My Five-Star Bookshelf, Part Eleven

Keri Hulme, The Bone People

I read this novel in a course about popular literature and had no idea at the time that it was a prize-winning or important book. What I remember about my initial reading of this book was that it was dazzling, horrifying, and captivating.

The Bone People is the story of Kerewin, an artist who has isolated herself in a tower; Simon, a wild child with a mysterious past; and Joe, the man who is raising Simon despite troubled circumstances. The novel is about various kinds of love that persists despite brutal happenings. It is also a novel about the Maori and the power of myth, story, and language.

At the time I first read this novel, I knew almost nothing about post-colonial discourse or the resistant colonial writer. You don't need this knowledge to enjoy this novel. It is not an easy text to read; you will likely feel the pain these characters endure, and the ending will not necessarily bring resolution. But reading this novel may open our eyes to other ways of being, to other configurations of family, and to other ways of understanding the world.
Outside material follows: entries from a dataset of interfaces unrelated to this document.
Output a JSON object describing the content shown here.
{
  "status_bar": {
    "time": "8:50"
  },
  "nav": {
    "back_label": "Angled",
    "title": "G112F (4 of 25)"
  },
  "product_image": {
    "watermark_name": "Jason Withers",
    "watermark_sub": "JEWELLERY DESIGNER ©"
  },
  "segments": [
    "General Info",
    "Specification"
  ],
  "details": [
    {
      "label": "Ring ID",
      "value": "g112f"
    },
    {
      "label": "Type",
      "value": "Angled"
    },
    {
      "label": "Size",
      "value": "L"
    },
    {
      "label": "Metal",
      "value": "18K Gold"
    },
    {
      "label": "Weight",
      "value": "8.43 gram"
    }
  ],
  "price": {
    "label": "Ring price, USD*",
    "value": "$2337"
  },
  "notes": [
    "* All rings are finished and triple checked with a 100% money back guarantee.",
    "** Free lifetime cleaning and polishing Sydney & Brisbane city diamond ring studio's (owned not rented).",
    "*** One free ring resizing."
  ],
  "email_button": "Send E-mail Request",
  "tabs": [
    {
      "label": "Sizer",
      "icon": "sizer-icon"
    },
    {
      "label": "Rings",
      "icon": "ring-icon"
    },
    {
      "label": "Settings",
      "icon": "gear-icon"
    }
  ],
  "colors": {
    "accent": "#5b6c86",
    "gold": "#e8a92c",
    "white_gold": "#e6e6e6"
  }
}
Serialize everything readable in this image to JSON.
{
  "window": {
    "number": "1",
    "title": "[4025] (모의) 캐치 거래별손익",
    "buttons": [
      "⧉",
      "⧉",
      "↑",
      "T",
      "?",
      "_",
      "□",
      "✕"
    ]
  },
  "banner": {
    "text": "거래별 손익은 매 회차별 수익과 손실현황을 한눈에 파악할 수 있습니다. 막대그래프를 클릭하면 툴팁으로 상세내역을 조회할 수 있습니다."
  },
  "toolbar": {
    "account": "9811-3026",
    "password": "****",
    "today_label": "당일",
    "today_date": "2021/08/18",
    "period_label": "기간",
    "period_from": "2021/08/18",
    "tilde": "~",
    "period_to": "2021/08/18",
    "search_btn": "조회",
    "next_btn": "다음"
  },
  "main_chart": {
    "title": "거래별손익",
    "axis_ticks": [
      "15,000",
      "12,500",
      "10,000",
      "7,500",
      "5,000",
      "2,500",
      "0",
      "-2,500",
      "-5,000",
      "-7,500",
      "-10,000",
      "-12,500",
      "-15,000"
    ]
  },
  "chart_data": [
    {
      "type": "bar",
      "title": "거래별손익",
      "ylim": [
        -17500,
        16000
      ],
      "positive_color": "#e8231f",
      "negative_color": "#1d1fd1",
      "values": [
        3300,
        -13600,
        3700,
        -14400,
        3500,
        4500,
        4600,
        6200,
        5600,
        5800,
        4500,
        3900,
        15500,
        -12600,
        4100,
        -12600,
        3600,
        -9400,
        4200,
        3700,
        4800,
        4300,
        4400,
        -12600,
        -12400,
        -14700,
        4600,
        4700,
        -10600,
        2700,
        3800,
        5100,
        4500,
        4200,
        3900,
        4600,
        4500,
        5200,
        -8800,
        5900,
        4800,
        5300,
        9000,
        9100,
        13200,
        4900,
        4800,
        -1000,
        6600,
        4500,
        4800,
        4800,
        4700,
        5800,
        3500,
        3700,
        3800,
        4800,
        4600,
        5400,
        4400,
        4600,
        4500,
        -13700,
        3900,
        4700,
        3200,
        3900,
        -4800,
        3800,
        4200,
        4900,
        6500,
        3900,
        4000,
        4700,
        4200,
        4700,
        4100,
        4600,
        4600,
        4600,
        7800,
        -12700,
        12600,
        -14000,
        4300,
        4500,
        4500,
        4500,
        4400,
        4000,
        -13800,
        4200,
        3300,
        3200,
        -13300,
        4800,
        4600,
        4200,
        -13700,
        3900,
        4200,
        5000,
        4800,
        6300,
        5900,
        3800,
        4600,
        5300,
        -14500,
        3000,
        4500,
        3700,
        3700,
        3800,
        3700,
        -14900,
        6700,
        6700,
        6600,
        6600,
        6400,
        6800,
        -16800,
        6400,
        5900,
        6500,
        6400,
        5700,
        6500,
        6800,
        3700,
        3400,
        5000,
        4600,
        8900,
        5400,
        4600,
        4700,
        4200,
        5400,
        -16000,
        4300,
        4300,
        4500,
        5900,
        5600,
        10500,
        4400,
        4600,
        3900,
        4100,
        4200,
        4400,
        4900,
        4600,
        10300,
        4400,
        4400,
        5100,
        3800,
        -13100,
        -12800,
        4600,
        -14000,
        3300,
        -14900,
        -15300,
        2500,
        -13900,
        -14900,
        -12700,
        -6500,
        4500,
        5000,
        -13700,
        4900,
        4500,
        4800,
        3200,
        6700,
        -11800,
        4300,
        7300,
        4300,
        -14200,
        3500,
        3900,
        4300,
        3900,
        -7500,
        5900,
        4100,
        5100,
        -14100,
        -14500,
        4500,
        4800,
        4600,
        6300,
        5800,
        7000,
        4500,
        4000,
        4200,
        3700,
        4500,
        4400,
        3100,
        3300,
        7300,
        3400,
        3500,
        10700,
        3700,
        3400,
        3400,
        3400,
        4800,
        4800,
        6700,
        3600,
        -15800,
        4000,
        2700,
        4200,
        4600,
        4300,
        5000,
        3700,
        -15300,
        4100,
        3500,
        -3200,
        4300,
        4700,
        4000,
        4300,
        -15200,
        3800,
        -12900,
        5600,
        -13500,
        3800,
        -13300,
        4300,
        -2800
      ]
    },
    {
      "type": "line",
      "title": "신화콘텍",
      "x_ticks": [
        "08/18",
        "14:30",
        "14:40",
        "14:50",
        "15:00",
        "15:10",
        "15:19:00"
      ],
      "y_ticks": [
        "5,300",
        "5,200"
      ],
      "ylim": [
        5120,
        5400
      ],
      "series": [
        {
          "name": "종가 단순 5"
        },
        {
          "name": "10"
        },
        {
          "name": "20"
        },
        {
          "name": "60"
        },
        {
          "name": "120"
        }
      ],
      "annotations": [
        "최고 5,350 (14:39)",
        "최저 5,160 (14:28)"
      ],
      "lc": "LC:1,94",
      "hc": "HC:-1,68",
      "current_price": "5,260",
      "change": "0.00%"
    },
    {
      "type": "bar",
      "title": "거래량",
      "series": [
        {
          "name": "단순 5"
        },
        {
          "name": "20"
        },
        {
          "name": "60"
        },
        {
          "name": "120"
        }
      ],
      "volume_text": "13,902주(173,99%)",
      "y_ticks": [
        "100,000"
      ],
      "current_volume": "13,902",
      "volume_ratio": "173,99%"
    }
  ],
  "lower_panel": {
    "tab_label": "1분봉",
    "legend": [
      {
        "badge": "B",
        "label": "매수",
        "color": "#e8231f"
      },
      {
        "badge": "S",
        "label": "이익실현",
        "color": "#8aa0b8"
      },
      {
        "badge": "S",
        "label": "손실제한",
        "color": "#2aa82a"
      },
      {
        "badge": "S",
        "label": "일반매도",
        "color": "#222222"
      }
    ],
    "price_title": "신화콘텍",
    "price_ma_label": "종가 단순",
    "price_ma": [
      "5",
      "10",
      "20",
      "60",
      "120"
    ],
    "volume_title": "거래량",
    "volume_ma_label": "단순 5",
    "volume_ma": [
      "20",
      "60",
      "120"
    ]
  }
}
An assignment I regularly ask my students to complete is an investigation of various literary prizes; I ask them to consider the value of such prizes in the configuration of the literary field, the reputation of the author (and his/her consequent Author Function), and the fortunes of the physical object of the book itself (that is, whether it sells better as a result of the award). The Bone People leaves me intrigued today with many ideas for academic writing; but here I want to convey how I much enjoyed this novel as an undergraduate. In giving me, a sheltered nineteen-year-old Canadian female, a larger, violent but magical view of life, this novel certainly changed my world.